Scan the material for the string "icon" and copy out every line in which it occurs.

● ● ● ●

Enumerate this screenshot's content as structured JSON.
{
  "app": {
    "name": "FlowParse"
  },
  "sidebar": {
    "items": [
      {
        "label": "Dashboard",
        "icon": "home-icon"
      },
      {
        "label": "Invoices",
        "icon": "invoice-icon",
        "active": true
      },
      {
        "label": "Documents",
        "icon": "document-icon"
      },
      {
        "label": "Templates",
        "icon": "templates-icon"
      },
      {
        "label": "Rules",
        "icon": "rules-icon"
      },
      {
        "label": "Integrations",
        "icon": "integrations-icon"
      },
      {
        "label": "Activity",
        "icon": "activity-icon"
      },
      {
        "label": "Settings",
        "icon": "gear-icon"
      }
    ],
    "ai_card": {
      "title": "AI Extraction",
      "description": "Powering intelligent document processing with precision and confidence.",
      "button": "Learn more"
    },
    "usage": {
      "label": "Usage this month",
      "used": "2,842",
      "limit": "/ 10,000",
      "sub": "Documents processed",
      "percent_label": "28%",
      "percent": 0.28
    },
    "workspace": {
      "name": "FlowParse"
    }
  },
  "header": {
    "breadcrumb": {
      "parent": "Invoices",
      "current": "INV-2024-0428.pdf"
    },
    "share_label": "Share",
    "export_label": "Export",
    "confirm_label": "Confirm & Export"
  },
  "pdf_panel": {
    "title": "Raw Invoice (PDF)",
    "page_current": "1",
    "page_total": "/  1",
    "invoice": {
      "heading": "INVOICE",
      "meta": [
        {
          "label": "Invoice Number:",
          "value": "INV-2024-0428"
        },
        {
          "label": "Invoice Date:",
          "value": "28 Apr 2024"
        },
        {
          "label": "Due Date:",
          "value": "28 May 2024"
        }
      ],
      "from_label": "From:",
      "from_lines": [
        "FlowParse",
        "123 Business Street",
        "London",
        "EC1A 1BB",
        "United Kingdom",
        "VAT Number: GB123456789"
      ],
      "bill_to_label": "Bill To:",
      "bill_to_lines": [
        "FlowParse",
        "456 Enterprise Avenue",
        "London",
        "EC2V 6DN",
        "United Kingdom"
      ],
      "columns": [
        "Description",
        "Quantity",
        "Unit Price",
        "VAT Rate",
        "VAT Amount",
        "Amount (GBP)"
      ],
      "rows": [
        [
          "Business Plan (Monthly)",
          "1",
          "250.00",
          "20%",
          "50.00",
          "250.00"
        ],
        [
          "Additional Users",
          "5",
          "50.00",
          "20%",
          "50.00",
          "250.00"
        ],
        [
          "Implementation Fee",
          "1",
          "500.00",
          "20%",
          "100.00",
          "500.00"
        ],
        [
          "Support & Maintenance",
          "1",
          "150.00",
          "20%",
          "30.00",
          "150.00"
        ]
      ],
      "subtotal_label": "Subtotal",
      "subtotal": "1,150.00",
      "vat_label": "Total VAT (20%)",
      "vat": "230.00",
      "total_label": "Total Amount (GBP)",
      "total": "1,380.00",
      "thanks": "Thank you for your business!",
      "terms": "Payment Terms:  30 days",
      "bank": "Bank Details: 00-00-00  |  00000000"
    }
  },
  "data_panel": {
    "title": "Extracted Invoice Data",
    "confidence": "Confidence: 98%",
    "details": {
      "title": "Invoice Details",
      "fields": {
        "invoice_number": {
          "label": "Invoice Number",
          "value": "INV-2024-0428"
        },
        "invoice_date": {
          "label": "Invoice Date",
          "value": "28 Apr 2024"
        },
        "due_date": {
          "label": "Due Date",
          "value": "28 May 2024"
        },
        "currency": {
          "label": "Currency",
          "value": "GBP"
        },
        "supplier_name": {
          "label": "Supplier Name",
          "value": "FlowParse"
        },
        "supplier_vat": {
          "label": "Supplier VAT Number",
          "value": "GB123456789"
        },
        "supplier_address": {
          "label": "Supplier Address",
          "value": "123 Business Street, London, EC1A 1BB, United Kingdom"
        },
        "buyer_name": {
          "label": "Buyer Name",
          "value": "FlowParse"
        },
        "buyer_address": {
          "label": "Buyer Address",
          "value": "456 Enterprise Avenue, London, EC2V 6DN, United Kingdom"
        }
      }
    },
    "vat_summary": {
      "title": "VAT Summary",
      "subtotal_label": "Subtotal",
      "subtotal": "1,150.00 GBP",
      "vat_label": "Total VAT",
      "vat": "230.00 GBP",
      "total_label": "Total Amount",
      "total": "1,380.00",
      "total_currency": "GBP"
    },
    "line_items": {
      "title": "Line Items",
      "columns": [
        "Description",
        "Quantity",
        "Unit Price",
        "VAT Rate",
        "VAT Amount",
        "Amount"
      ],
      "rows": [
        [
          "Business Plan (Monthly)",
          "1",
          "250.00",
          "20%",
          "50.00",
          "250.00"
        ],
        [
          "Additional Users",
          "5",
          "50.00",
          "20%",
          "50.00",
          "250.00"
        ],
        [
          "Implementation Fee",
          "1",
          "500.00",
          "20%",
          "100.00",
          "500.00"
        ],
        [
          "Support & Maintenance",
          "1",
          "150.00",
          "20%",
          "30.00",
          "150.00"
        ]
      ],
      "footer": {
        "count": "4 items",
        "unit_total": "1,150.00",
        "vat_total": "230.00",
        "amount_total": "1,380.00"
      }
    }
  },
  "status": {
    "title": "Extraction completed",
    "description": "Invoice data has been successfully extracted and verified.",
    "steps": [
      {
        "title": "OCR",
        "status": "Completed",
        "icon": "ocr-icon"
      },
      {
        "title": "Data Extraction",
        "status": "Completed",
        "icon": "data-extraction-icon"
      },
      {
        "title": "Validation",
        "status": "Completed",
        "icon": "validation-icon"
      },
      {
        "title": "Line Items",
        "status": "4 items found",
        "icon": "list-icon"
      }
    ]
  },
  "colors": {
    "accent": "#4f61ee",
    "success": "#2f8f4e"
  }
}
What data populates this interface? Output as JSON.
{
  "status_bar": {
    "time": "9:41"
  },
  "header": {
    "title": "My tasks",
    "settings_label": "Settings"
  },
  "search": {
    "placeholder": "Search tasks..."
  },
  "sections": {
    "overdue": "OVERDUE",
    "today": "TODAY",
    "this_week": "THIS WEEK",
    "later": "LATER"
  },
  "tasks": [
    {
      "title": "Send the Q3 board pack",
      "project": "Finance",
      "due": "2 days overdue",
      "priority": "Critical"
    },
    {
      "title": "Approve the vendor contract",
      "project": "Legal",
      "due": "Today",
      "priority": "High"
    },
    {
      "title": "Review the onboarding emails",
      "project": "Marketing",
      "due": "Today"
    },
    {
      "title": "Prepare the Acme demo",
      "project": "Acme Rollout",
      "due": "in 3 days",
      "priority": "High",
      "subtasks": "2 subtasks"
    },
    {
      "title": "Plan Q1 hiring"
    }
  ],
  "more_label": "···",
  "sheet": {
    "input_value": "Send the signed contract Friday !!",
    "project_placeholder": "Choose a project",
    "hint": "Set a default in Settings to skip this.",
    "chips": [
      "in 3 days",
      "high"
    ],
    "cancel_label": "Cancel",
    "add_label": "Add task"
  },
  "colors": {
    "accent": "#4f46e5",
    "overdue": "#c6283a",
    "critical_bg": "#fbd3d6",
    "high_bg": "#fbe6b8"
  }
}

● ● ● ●

▸ **Response**:
        "icon": "home-icon"
        "icon": "invoice-icon",
        "icon": "document-icon"
        "icon": "templates-icon"
        "icon": "rules-icon"
        "icon": "integrations-icon"
        "icon": "activity-icon"
        "icon": "gear-icon"
        "icon": "ocr-icon"
        "icon": "data-extraction-icon"
        "icon": "validation-icon"
        "icon": "list-icon"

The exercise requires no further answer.